RECORDED INFORMATION
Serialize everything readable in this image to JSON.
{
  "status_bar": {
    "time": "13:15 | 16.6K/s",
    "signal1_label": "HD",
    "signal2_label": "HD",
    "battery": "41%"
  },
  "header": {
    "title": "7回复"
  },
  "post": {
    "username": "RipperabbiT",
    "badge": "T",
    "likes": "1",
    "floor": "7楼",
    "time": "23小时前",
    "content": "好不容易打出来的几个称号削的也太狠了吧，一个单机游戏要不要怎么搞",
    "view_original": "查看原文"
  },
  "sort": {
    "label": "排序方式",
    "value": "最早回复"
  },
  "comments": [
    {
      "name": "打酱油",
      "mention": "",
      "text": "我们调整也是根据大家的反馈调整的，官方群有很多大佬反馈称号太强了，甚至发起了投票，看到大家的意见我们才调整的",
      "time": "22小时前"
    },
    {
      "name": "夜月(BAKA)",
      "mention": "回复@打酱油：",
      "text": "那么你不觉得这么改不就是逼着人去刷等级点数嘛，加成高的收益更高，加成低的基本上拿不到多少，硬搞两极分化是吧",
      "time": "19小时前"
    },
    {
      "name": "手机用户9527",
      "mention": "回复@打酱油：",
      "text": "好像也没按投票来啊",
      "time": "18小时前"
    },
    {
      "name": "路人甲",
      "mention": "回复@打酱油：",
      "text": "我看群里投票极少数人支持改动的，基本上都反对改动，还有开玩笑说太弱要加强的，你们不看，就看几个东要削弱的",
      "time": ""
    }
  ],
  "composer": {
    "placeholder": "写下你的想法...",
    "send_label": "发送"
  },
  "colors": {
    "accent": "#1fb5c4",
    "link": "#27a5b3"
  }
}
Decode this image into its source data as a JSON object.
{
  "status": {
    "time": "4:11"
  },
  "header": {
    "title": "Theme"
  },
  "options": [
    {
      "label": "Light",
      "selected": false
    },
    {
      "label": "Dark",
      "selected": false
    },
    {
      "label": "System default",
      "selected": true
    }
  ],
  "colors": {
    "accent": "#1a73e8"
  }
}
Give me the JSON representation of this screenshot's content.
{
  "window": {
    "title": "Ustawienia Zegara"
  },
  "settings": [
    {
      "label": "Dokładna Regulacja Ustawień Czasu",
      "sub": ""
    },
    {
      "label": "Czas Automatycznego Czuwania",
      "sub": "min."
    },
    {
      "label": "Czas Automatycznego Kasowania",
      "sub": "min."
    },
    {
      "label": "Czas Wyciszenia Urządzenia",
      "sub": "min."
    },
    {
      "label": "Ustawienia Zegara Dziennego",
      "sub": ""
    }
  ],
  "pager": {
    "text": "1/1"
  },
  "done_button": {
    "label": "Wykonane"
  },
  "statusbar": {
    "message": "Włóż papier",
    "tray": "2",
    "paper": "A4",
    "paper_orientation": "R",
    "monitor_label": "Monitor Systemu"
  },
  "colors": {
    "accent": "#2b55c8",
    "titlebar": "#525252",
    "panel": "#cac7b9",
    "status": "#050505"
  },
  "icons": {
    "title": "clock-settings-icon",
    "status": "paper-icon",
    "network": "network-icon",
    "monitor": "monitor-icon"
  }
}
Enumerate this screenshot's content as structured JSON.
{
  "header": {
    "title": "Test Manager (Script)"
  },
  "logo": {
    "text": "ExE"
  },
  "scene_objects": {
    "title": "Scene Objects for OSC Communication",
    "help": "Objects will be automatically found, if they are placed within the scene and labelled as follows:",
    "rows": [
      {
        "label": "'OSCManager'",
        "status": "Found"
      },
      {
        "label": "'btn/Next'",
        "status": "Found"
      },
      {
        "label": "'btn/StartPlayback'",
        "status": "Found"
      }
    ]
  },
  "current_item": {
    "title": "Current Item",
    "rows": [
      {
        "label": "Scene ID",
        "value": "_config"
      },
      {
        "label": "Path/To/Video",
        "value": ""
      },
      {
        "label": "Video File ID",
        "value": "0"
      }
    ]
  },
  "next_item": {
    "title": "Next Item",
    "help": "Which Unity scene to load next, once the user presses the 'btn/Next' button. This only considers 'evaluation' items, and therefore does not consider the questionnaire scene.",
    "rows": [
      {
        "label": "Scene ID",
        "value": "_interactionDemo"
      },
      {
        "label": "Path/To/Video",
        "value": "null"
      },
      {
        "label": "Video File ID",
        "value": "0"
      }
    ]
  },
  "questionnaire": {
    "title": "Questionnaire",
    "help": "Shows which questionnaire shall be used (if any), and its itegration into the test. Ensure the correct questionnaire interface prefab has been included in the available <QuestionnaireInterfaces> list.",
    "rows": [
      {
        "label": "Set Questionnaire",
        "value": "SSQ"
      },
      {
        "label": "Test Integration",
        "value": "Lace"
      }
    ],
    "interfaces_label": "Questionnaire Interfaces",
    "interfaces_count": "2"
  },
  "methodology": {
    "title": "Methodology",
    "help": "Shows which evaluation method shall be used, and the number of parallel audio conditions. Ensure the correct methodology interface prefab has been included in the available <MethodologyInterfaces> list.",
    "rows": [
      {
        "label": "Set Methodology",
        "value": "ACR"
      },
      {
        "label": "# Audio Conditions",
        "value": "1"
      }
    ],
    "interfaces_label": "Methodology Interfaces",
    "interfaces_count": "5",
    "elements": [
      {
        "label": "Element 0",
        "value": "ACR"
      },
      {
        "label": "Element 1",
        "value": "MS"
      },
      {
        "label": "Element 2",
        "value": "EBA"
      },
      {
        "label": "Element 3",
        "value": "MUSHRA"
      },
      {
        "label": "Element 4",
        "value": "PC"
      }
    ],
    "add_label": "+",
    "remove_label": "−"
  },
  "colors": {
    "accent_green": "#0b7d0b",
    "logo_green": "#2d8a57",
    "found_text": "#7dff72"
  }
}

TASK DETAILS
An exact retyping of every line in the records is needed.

SOLUTION
Serialize everything readable in this image to JSON.
{
  "status_bar": {
    "time": "13:15 | 16.6K/s",
    "signal1_label": "HD",
    "signal2_label": "HD",
    "battery": "41%"
  },
  "header": {
    "title": "7回复"
  },
  "post": {
    "username": "RipperabbiT",
    "badge": "T",
    "likes": "1",
    "floor": "7楼",
    "time": "23小时前",
    "content": "好不容易打出来的几个称号削的也太狠了吧，一个单机游戏要不要怎么搞",
    "view_original": "查看原文"
  },
  "sort": {
    "label": "排序方式",
    "value": "最早回复"
  },
  "comments": [
    {
      "name": "打酱油",
      "mention": "",
      "text": "我们调整也是根据大家的反馈调整的，官方群有很多大佬反馈称号太强了，甚至发起了投票，看到大家的意见我们才调整的",
      "time": "22小时前"
    },
    {
      "name": "夜月(BAKA)",
      "mention": "回复@打酱油：",
      "text": "那么你不觉得这么改不就是逼着人去刷等级点数嘛，加成高的收益更高，加成低的基本上拿不到多少，硬搞两极分化是吧",
      "time": "19小时前"
    },
    {
      "name": "手机用户9527",
      "mention": "回复@打酱油：",
      "text": "好像也没按投票来啊",
      "time": "18小时前"
    },
    {
      "name": "路人甲",
      "mention": "回复@打酱油：",
      "text": "我看群里投票极少数人支持改动的，基本上都反对改动，还有开玩笑说太弱要加强的，你们不看，就看几个东要削弱的",
      "time": ""
    }
  ],
  "composer": {
    "placeholder": "写下你的想法...",
    "send_label": "发送"
  },
  "colors": {
    "accent": "#1fb5c4",
    "link": "#27a5b3"
  }
}
Decode this image into its source data as a JSON object.
{
  "status": {
    "time": "4:11"
  },
  "header": {
    "title": "Theme"
  },
  "options": [
    {
      "label": "Light",
      "selected": false
    },
    {
      "label": "Dark",
      "selected": false
    },
    {
      "label": "System default",
      "selected": true
    }
  ],
  "colors": {
    "accent": "#1a73e8"
  }
}
Give me the JSON representation of this screenshot's content.
{
  "window": {
    "title": "Ustawienia Zegara"
  },
  "settings": [
    {
      "label": "Dokładna Regulacja Ustawień Czasu",
      "sub": ""
    },
    {
      "label": "Czas Automatycznego Czuwania",
      "sub": "min."
    },
    {
      "label": "Czas Automatycznego Kasowania",
      "sub": "min."
    },
    {
      "label": "Czas Wyciszenia Urządzenia",
      "sub": "min."
    },
    {
      "label": "Ustawienia Zegara Dziennego",
      "sub": ""
    }
  ],
  "pager": {
    "text": "1/1"
  },
  "done_button": {
    "label": "Wykonane"
  },
  "statusbar": {
    "message": "Włóż papier",
    "tray": "2",
    "paper": "A4",
    "paper_orientation": "R",
    "monitor_label": "Monitor Systemu"
  },
  "colors": {
    "accent": "#2b55c8",
    "titlebar": "#525252",
    "panel": "#cac7b9",
    "status": "#050505"
  },
  "icons": {
    "title": "clock-settings-icon",
    "status": "paper-icon",
    "network": "network-icon",
    "monitor": "monitor-icon"
  }
}
Enumerate this screenshot's content as structured JSON.
{
  "header": {
    "title": "Test Manager (Script)"
  },
  "logo": {
    "text": "ExE"
  },
  "scene_objects": {
    "title": "Scene Objects for OSC Communication",
    "help": "Objects will be automatically found, if they are placed within the scene and labelled as follows:",
    "rows": [
      {
        "label": "'OSCManager'",
        "status": "Found"
      },
      {
        "label": "'btn/Next'",
        "status": "Found"
      },
      {
        "label": "'btn/StartPlayback'",
        "status": "Found"
      }
    ]
  },
  "current_item": {
    "title": "Current Item",
    "rows": [
      {
        "label": "Scene ID",
        "value": "_config"
      },
      {
        "label": "Path/To/Video",
        "value": ""
      },
      {
        "label": "Video File ID",
        "value": "0"
      }
    ]
  },
  "next_item": {
    "title": "Next Item",
    "help": "Which Unity scene to load next, once the user presses the 'btn/Next' button. This only considers 'evaluation' items, and therefore does not consider the questionnaire scene.",
    "rows": [
      {
        "label": "Scene ID",
        "value": "_interactionDemo"
      },
      {
        "label": "Path/To/Video",
        "value": "null"
      },
      {
        "label": "Video File ID",
        "value": "0"
      }
    ]
  },
  "questionnaire": {
    "title": "Questionnaire",
    "help": "Shows which questionnaire shall be used (if any), and its itegration into the test. Ensure the correct questionnaire interface prefab has been included in the available <QuestionnaireInterfaces> list.",
    "rows": [
      {
        "label": "Set Questionnaire",
        "value": "SSQ"
      },
      {
        "label": "Test Integration",
        "value": "Lace"
      }
    ],
    "interfaces_label": "Questionnaire Interfaces",
    "interfaces_count": "2"
  },
  "methodology": {
    "title": "Methodology",
    "help": "Shows which evaluation method shall be used, and the number of parallel audio conditions. Ensure the correct methodology interface prefab has been included in the available <MethodologyInterfaces> list.",
    "rows": [
      {
        "label": "Set Methodology",
        "value": "ACR"
      },
      {
        "label": "# Audio Conditions",
        "value": "1"
      }
    ],
    "interfaces_label": "Methodology Interfaces",
    "interfaces_count": "5",
    "elements": [
      {
        "label": "Element 0",
        "value": "ACR"
      },
      {
        "label": "Element 1",
        "value": "MS"
      },
      {
        "label": "Element 2",
        "value": "EBA"
      },
      {
        "label": "Element 3",
        "value": "MUSHRA"
      },
      {
        "label": "Element 4",
        "value": "PC"
      }
    ],
    "add_label": "+",
    "remove_label": "−"
  },
  "colors": {
    "accent_green": "#0b7d0b",
    "logo_green": "#2d8a57",
    "found_text": "#7dff72"
  }
}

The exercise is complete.